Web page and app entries
***
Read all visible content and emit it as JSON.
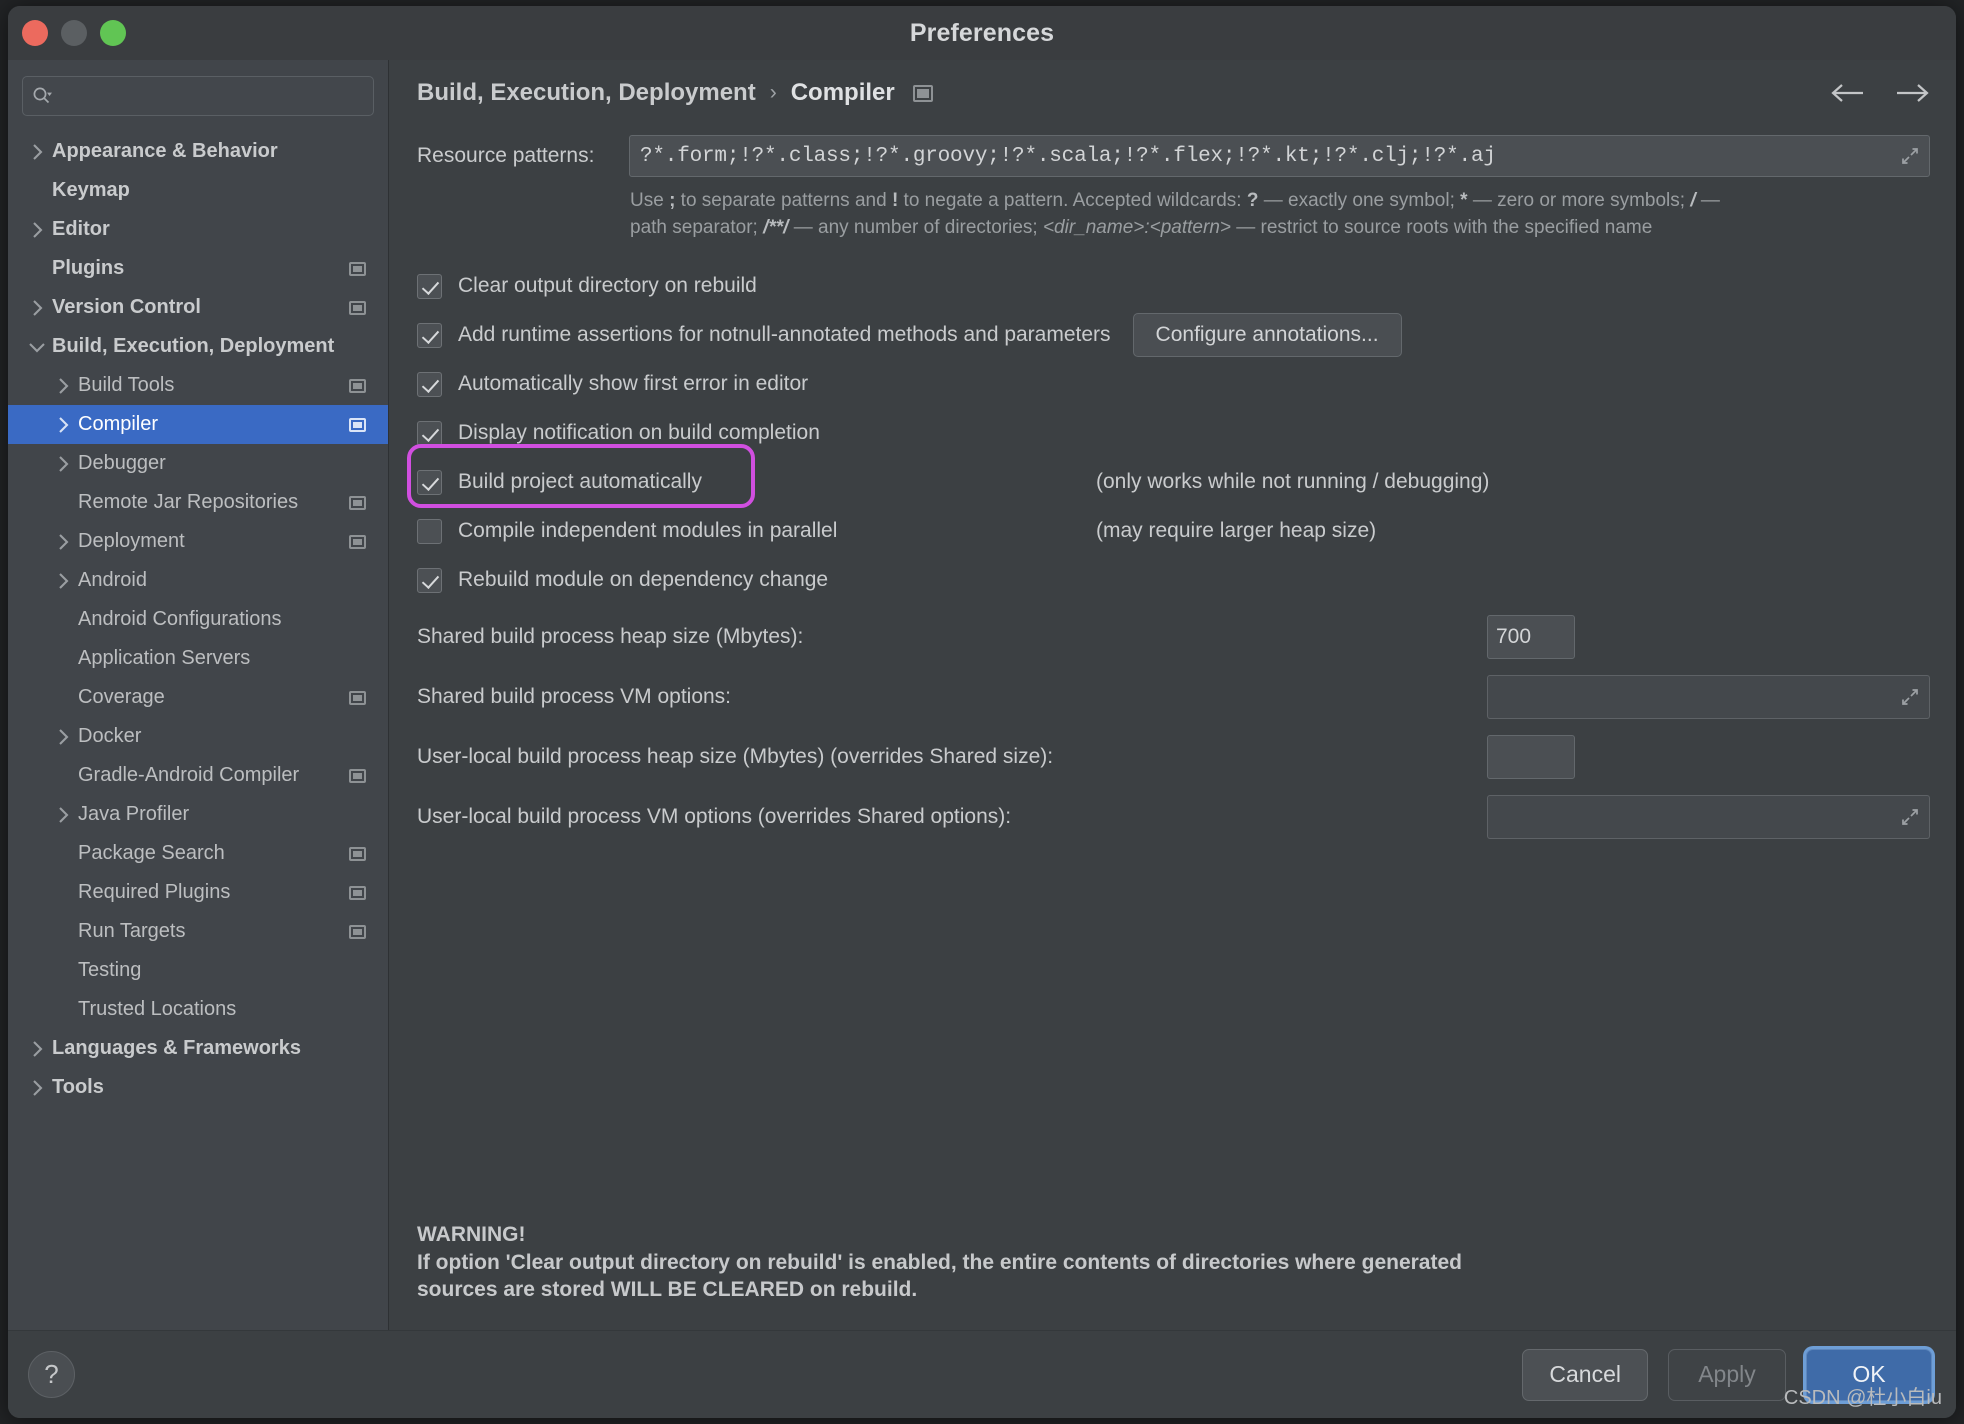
{
  "window": {
    "title": "Preferences",
    "traffic_lights": [
      "close-button",
      "minimize-button",
      "zoom-button"
    ]
  },
  "search": {
    "value": "",
    "placeholder": ""
  },
  "sidebar": {
    "items": [
      {
        "label": "Appearance & Behavior",
        "level": 0,
        "arrow": "right",
        "badge": false,
        "selected": false
      },
      {
        "label": "Keymap",
        "level": 0,
        "arrow": "none",
        "badge": false,
        "selected": false
      },
      {
        "label": "Editor",
        "level": 0,
        "arrow": "right",
        "badge": false,
        "selected": false
      },
      {
        "label": "Plugins",
        "level": 0,
        "arrow": "none",
        "badge": true,
        "selected": false
      },
      {
        "label": "Version Control",
        "level": 0,
        "arrow": "right",
        "badge": true,
        "selected": false
      },
      {
        "label": "Build, Execution, Deployment",
        "level": 0,
        "arrow": "down",
        "badge": false,
        "selected": false
      },
      {
        "label": "Build Tools",
        "level": 1,
        "arrow": "right",
        "badge": true,
        "selected": false
      },
      {
        "label": "Compiler",
        "level": 1,
        "arrow": "right",
        "badge": true,
        "selected": true
      },
      {
        "label": "Debugger",
        "level": 1,
        "arrow": "right",
        "badge": false,
        "selected": false
      },
      {
        "label": "Remote Jar Repositories",
        "level": 1,
        "arrow": "none",
        "badge": true,
        "selected": false
      },
      {
        "label": "Deployment",
        "level": 1,
        "arrow": "right",
        "badge": true,
        "selected": false
      },
      {
        "label": "Android",
        "level": 1,
        "arrow": "right",
        "badge": false,
        "selected": false
      },
      {
        "label": "Android Configurations",
        "level": 1,
        "arrow": "none",
        "badge": false,
        "selected": false
      },
      {
        "label": "Application Servers",
        "level": 1,
        "arrow": "none",
        "badge": false,
        "selected": false
      },
      {
        "label": "Coverage",
        "level": 1,
        "arrow": "none",
        "badge": true,
        "selected": false
      },
      {
        "label": "Docker",
        "level": 1,
        "arrow": "right",
        "badge": false,
        "selected": false
      },
      {
        "label": "Gradle-Android Compiler",
        "level": 1,
        "arrow": "none",
        "badge": true,
        "selected": false
      },
      {
        "label": "Java Profiler",
        "level": 1,
        "arrow": "right",
        "badge": false,
        "selected": false
      },
      {
        "label": "Package Search",
        "level": 1,
        "arrow": "none",
        "badge": true,
        "selected": false
      },
      {
        "label": "Required Plugins",
        "level": 1,
        "arrow": "none",
        "badge": true,
        "selected": false
      },
      {
        "label": "Run Targets",
        "level": 1,
        "arrow": "none",
        "badge": true,
        "selected": false
      },
      {
        "label": "Testing",
        "level": 1,
        "arrow": "none",
        "badge": false,
        "selected": false
      },
      {
        "label": "Trusted Locations",
        "level": 1,
        "arrow": "none",
        "badge": false,
        "selected": false
      },
      {
        "label": "Languages & Frameworks",
        "level": 0,
        "arrow": "right",
        "badge": false,
        "selected": false
      },
      {
        "label": "Tools",
        "level": 0,
        "arrow": "right",
        "badge": false,
        "selected": false
      }
    ]
  },
  "breadcrumb": {
    "parent": "Build, Execution, Deployment",
    "separator": "›",
    "current": "Compiler"
  },
  "resource_patterns": {
    "label": "Resource patterns:",
    "value": "?*.form;!?*.class;!?*.groovy;!?*.scala;!?*.flex;!?*.kt;!?*.clj;!?*.aj",
    "hint_line1_a": "Use ",
    "hint_semicolon": ";",
    "hint_line1_b": " to separate patterns and ",
    "hint_bang": "!",
    "hint_line1_c": " to negate a pattern. Accepted wildcards: ",
    "hint_q": "?",
    "hint_line1_d": " — exactly one symbol; ",
    "hint_star": "*",
    "hint_line1_e": " — zero or more symbols; ",
    "hint_slash": "/",
    "hint_line2_a": " — path separator; ",
    "hint_globstar": "/**/",
    "hint_line2_b": " — any number of directories; ",
    "hint_dirpattern": "<dir_name>:<pattern>",
    "hint_line2_c": " — restrict to source roots with the specified name"
  },
  "checkboxes": [
    {
      "label": "Clear output directory on rebuild",
      "checked": true,
      "note": "",
      "button": ""
    },
    {
      "label": "Add runtime assertions for notnull-annotated methods and parameters",
      "checked": true,
      "note": "",
      "button": "Configure annotations..."
    },
    {
      "label": "Automatically show first error in editor",
      "checked": true,
      "note": "",
      "button": ""
    },
    {
      "label": "Display notification on build completion",
      "checked": true,
      "note": "",
      "button": ""
    },
    {
      "label": "Build project automatically",
      "checked": true,
      "note": "(only works while not running / debugging)",
      "button": ""
    },
    {
      "label": "Compile independent modules in parallel",
      "checked": false,
      "note": "(may require larger heap size)",
      "button": ""
    },
    {
      "label": "Rebuild module on dependency change",
      "checked": true,
      "note": "",
      "button": ""
    }
  ],
  "annotation": {
    "color": "#d14fe0",
    "target": "Build project automatically"
  },
  "fields": [
    {
      "label": "Shared build process heap size (Mbytes):",
      "value": "700",
      "kind": "small"
    },
    {
      "label": "Shared build process VM options:",
      "value": "",
      "kind": "wide"
    },
    {
      "label": "User-local build process heap size (Mbytes) (overrides Shared size):",
      "value": "",
      "kind": "small"
    },
    {
      "label": "User-local build process VM options (overrides Shared options):",
      "value": "",
      "kind": "wide"
    }
  ],
  "warning": {
    "title": "WARNING!",
    "line1": "If option 'Clear output directory on rebuild' is enabled, the entire contents of directories where generated",
    "line2": "sources are stored WILL BE CLEARED on rebuild."
  },
  "footer": {
    "help": "?",
    "cancel": "Cancel",
    "apply": "Apply",
    "ok": "OK"
  },
  "watermark": "CSDN @杜小白iu"
}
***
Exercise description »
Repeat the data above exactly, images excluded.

Expected answer »
Read all visible content and emit it as JSON.
{
  "window": {
    "title": "Preferences",
    "traffic_lights": [
      "close-button",
      "minimize-button",
      "zoom-button"
    ]
  },
  "search": {
    "value": "",
    "placeholder": ""
  },
  "sidebar": {
    "items": [
      {
        "label": "Appearance & Behavior",
        "level": 0,
        "arrow": "right",
        "badge": false,
        "selected": false
      },
      {
        "label": "Keymap",
        "level": 0,
        "arrow": "none",
        "badge": false,
        "selected": false
      },
      {
        "label": "Editor",
        "level": 0,
        "arrow": "right",
        "badge": false,
        "selected": false
      },
      {
        "label": "Plugins",
        "level": 0,
        "arrow": "none",
        "badge": true,
        "selected": false
      },
      {
        "label": "Version Control",
        "level": 0,
        "arrow": "right",
        "badge": true,
        "selected": false
      },
      {
        "label": "Build, Execution, Deployment",
        "level": 0,
        "arrow": "down",
        "badge": false,
        "selected": false
      },
      {
        "label": "Build Tools",
        "level": 1,
        "arrow": "right",
        "badge": true,
        "selected": false
      },
      {
        "label": "Compiler",
        "level": 1,
        "arrow": "right",
        "badge": true,
        "selected": true
      },
      {
        "label": "Debugger",
        "level": 1,
        "arrow": "right",
        "badge": false,
        "selected": false
      },
      {
        "label": "Remote Jar Repositories",
        "level": 1,
        "arrow": "none",
        "badge": true,
        "selected": false
      },
      {
        "label": "Deployment",
        "level": 1,
        "arrow": "right",
        "badge": true,
        "selected": false
      },
      {
        "label": "Android",
        "level": 1,
        "arrow": "right",
        "badge": false,
        "selected": false
      },
      {
        "label": "Android Configurations",
        "level": 1,
        "arrow": "none",
        "badge": false,
        "selected": false
      },
      {
        "label": "Application Servers",
        "level": 1,
        "arrow": "none",
        "badge": false,
        "selected": false
      },
      {
        "label": "Coverage",
        "level": 1,
        "arrow": "none",
        "badge": true,
        "selected": false
      },
      {
        "label": "Docker",
        "level": 1,
        "arrow": "right",
        "badge": false,
        "selected": false
      },
      {
        "label": "Gradle-Android Compiler",
        "level": 1,
        "arrow": "none",
        "badge": true,
        "selected": false
      },
      {
        "label": "Java Profiler",
        "level": 1,
        "arrow": "right",
        "badge": false,
        "selected": false
      },
      {
        "label": "Package Search",
        "level": 1,
        "arrow": "none",
        "badge": true,
        "selected": false
      },
      {
        "label": "Required Plugins",
        "level": 1,
        "arrow": "none",
        "badge": true,
        "selected": false
      },
      {
        "label": "Run Targets",
        "level": 1,
        "arrow": "none",
        "badge": true,
        "selected": false
      },
      {
        "label": "Testing",
        "level": 1,
        "arrow": "none",
        "badge": false,
        "selected": false
      },
      {
        "label": "Trusted Locations",
        "level": 1,
        "arrow": "none",
        "badge": false,
        "selected": false
      },
      {
        "label": "Languages & Frameworks",
        "level": 0,
        "arrow": "right",
        "badge": false,
        "selected": false
      },
      {
        "label": "Tools",
        "level": 0,
        "arrow": "right",
        "badge": false,
        "selected": false
      }
    ]
  },
  "breadcrumb": {
    "parent": "Build, Execution, Deployment",
    "separator": "›",
    "current": "Compiler"
  },
  "resource_patterns": {
    "label": "Resource patterns:",
    "value": "?*.form;!?*.class;!?*.groovy;!?*.scala;!?*.flex;!?*.kt;!?*.clj;!?*.aj",
    "hint_line1_a": "Use ",
    "hint_semicolon": ";",
    "hint_line1_b": " to separate patterns and ",
    "hint_bang": "!",
    "hint_line1_c": " to negate a pattern. Accepted wildcards: ",
    "hint_q": "?",
    "hint_line1_d": " — exactly one symbol; ",
    "hint_star": "*",
    "hint_line1_e": " — zero or more symbols; ",
    "hint_slash": "/",
    "hint_line2_a": " — path separator; ",
    "hint_globstar": "/**/",
    "hint_line2_b": " — any number of directories; ",
    "hint_dirpattern": "<dir_name>:<pattern>",
    "hint_line2_c": " — restrict to source roots with the specified name"
  },
  "checkboxes": [
    {
      "label": "Clear output directory on rebuild",
      "checked": true,
      "note": "",
      "button": ""
    },
    {
      "label": "Add runtime assertions for notnull-annotated methods and parameters",
      "checked": true,
      "note": "",
      "button": "Configure annotations..."
    },
    {
      "label": "Automatically show first error in editor",
      "checked": true,
      "note": "",
      "button": ""
    },
    {
      "label": "Display notification on build completion",
      "checked": true,
      "note": "",
      "button": ""
    },
    {
      "label": "Build project automatically",
      "checked": true,
      "note": "(only works while not running / debugging)",
      "button": ""
    },
    {
      "label": "Compile independent modules in parallel",
      "checked": false,
      "note": "(may require larger heap size)",
      "button": ""
    },
    {
      "label": "Rebuild module on dependency change",
      "checked": true,
      "note": "",
      "button": ""
    }
  ],
  "annotation": {
    "color": "#d14fe0",
    "target": "Build project automatically"
  },
  "fields": [
    {
      "label": "Shared build process heap size (Mbytes):",
      "value": "700",
      "kind": "small"
    },
    {
      "label": "Shared build process VM options:",
      "value": "",
      "kind": "wide"
    },
    {
      "label": "User-local build process heap size (Mbytes) (overrides Shared size):",
      "value": "",
      "kind": "small"
    },
    {
      "label": "User-local build process VM options (overrides Shared options):",
      "value": "",
      "kind": "wide"
    }
  ],
  "warning": {
    "title": "WARNING!",
    "line1": "If option 'Clear output directory on rebuild' is enabled, the entire contents of directories where generated",
    "line2": "sources are stored WILL BE CLEARED on rebuild."
  },
  "footer": {
    "help": "?",
    "cancel": "Cancel",
    "apply": "Apply",
    "ok": "OK"
  },
  "watermark": "CSDN @杜小白iu"
}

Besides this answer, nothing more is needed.